Windhoek: A pervasive perception - largely based on experience - is that Namibia is facing a critical shortage of particularly degreed professionals, and a notion that the situation would worsen over the next five years. This is according to a study commissioned by the Namibian Employers Federation (NEF) and done by the Institute of Public Policy Research (IPPR).
The study was launched on Monday. More than 96 percent of companies across sectors said the country has a skills shortage; 51 percent thought the shortage is severe, and 45 percent thought the situation is 'very severe'.
As much as 70 percent of the companies surveyed said they have critical vacancies that require specialist skills they cannot fill. Skills deficits are mostly those of physicists, chemists and related professions, computing professions, architects, engineers, surveyors and cartographers, health professionals, jurists, physical and engineering science technicians, and department management.
IPPR researcher, Frederico Links, said about 500 companies were approached for the study, but that only 107, or 30 percent provided responses, giving a good representative perception of institutions in the country. More than 60 percent of the companies said they have strategic skills development plans in place, but more than 50 percent said in-house skills development initiatives are only partially effective.
Only 36 percent of the companies make bursaries available to outside parties to gain qualifications or required skills.
Links said the research does not cover a sector-by-sector skills audit, but Secretary-General of the NEF, Tim Parkhouse, intimated that his organisation would approach the International Labour Organisation (ILO) to fund exactly such a study by next year.
Acting Deputy Director with the Ministry of Labour and Social Welfare, Sikanda Manongwa, said while there is an abundance of human resources, these are not efficiently being utilised as indicated by the high unemployment rate of 51.2 percent and the fact that about 2.9 percent of those employed hold more than one job, and 6.4 percent are underemployed.
The 2006 Namibia Occupational Skills Assessment Survey (NOSAS) similarly identified a mismatch between usual or principal work or occupations and professions.
Links said the skills issue, and in particular the perceived inability of tertiary and vocational training institutions to produce graduates with skills of the right type and quality, presents a unique challenge in the quest to skill-up the Namibian workforce.
Compounding the problem, suggested the study, is that large companies over the years have been importing expatriate skills, while others have struggled to obtain work permits from the Ministry of Home Affairs and Immigration.
'We must fix the skills problem to fix the competitiveness of the economy,' said Tarah Shaanika of the Namibian Chamber of Commerce and Industry (NCCI). He suggested that as many as possible young people should be given 'relevant' training, and that Namibia should 'import skills wherever we can find them'.
Hennie Fourie of the Namibian Manufacturers Association (NMA) added that skills shortage should be addressed by simplifying procedures for work permits for scarce and skilled staff, and to promote technical and business skills training in academic institutions and industry.
This, stressed Fourie, is in line with a 2005 Cabinet decision to expedite the processing of work permits to ensure that the implementation of customer-friendly processing industry committed to skills development.
He said at a meeting held on September 1 this year between the Ministry of Home Affairs and Immigration and the private sector, it was decided to institute a working committee representative of the ministry and the private sector to work out proposals to address this problem.
The new Foreign Direct Investment Act, which has not yet been approved or implemented, makes provision for an automatic number of work permits depending on the size of the investment.
Academic, André du Pisani, said the missing ingredient in understanding the skills deficit, is the brain drain experienced not by Namibia but the southern African region, and on the continent at large. 'We keep on losing well-trained people who are migrating to greener pastures for good,' said Du Pisani.
He further suggested that the mismatch of skills may be as a consequence of political considerations where people even in executive positions lack the requisite skills.
Chairperson of the NEF, Elize Fahl, said the skills shortage ought to be a priority for Namibia’s economic development.
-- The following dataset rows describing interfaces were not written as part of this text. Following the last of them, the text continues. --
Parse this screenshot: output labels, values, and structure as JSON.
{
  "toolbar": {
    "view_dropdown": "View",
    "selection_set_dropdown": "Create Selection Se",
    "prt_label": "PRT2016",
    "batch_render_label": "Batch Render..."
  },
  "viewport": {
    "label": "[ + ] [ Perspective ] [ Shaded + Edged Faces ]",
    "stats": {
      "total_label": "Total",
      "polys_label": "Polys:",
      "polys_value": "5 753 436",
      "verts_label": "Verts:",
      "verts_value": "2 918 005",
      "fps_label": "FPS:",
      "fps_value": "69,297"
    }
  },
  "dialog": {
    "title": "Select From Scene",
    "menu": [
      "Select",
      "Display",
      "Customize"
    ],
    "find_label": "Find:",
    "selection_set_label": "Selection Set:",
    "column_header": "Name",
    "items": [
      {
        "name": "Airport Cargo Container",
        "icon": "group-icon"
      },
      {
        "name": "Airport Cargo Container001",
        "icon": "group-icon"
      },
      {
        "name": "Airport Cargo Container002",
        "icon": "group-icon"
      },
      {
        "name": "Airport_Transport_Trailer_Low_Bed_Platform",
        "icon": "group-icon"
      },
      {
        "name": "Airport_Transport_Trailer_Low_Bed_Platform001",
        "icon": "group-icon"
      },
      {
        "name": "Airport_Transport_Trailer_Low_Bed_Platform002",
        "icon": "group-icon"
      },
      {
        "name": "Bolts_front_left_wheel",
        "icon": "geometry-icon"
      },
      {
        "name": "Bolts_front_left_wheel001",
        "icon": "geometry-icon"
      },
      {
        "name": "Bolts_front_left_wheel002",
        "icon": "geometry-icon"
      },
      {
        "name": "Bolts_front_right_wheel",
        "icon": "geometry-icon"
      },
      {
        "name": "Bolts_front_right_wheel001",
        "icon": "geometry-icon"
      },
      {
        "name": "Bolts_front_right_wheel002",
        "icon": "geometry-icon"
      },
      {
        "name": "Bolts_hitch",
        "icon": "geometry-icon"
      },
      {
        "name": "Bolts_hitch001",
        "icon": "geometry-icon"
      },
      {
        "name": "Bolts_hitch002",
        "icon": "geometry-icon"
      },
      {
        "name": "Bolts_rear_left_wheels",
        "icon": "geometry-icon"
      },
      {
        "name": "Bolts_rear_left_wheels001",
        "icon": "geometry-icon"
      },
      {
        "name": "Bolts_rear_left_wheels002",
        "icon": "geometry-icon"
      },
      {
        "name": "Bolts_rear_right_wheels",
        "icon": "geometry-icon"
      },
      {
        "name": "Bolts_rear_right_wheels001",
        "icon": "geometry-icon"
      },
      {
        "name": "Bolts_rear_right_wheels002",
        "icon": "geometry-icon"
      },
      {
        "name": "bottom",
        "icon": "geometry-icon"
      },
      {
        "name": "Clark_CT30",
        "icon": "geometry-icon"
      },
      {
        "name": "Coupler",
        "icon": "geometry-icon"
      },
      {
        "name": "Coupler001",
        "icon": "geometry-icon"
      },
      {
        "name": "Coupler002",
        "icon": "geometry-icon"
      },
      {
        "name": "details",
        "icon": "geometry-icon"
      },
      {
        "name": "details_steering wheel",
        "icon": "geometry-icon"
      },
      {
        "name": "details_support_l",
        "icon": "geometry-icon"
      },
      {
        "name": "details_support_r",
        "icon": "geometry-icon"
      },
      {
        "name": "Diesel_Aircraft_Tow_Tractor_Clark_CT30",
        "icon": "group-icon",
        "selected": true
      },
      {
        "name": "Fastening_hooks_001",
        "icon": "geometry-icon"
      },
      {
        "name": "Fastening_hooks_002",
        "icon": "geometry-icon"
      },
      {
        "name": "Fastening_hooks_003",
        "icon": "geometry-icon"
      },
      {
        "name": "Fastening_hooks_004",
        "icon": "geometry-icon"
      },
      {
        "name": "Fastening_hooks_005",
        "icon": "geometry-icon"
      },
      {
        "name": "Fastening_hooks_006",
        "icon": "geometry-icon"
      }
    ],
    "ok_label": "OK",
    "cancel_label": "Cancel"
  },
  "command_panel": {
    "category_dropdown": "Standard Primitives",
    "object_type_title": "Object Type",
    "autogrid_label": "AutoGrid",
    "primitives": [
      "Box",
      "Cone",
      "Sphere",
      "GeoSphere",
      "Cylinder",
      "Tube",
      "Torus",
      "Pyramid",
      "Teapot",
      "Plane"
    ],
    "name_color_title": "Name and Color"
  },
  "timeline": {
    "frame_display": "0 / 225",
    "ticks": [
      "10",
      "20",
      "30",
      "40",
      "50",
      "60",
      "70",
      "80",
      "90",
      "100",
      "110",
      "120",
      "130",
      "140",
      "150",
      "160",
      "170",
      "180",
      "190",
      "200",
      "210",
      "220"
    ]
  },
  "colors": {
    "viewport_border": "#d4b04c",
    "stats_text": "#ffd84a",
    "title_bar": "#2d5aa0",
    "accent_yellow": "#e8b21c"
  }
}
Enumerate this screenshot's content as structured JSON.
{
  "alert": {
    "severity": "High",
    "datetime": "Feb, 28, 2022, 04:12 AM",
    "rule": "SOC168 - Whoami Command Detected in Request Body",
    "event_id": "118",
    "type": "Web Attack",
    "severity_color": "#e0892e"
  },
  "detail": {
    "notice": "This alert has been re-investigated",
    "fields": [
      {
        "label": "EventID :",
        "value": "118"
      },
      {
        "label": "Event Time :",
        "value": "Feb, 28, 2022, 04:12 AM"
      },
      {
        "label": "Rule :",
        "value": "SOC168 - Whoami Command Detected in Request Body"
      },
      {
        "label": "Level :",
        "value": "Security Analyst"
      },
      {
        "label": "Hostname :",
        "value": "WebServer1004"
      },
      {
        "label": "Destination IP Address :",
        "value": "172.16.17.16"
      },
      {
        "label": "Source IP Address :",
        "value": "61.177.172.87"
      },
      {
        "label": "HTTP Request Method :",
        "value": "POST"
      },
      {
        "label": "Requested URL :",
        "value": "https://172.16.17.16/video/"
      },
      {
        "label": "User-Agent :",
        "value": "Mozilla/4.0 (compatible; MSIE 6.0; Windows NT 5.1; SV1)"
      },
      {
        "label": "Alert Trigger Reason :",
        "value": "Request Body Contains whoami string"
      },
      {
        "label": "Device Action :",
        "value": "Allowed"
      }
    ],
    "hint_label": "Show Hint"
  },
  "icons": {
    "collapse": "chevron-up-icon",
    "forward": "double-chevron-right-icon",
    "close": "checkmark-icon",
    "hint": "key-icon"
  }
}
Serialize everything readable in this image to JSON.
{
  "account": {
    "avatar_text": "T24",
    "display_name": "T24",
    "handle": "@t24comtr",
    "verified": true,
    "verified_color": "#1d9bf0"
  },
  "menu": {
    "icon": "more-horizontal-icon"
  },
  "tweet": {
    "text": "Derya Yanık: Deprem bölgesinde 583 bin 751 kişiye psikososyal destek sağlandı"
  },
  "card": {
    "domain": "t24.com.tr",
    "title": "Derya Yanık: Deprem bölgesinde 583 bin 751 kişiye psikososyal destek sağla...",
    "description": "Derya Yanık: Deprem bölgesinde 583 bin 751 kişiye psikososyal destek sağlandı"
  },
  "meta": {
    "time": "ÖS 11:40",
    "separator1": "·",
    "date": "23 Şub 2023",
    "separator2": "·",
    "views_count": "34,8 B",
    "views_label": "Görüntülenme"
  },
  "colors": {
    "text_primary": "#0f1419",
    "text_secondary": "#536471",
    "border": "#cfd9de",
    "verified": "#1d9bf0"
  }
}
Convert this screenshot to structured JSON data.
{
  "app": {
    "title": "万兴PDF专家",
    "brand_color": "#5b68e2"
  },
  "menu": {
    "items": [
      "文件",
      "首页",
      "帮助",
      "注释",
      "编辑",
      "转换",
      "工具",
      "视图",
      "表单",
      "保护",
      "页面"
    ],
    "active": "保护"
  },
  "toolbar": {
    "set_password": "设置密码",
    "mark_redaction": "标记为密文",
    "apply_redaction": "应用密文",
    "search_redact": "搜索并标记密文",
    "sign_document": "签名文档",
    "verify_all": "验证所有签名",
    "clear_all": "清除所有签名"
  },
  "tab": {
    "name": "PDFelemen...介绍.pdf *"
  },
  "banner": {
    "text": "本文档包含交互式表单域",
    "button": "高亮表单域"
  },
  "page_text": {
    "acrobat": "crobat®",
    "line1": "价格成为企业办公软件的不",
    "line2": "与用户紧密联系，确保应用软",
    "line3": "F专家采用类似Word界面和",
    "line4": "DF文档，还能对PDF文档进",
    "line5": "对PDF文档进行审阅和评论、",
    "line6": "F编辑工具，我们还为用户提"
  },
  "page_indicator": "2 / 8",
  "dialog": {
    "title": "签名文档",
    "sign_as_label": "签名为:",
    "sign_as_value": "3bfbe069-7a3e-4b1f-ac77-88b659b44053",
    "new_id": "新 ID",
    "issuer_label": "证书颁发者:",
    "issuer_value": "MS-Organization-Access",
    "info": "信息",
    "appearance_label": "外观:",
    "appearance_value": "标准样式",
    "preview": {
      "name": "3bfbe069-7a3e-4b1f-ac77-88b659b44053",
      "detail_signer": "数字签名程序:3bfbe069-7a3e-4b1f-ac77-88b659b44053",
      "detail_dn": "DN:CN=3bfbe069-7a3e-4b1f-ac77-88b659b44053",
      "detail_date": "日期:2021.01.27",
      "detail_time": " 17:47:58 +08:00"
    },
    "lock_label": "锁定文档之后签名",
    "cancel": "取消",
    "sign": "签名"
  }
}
The rule of thumb is that one skilled person creates between eight and 15 jobs for unskilled workers.
Fahl said the study was done to guide the Immigration Selection Board of Home Affairs, the Employment Equity Commission and the Labour Advisory Council understudy’s exemption committee in their work.
Moreover, she said, tertiary educational facilities should take their cue from it when directing their curricula to ensure that their output is demand driven.
Du Pisani, however, cautioned against what he called a purely 'market-related education', arguing that education should also provide a critical reflective thinking, which he said is sorely lacking in Namibia.
* By Catherine Sasman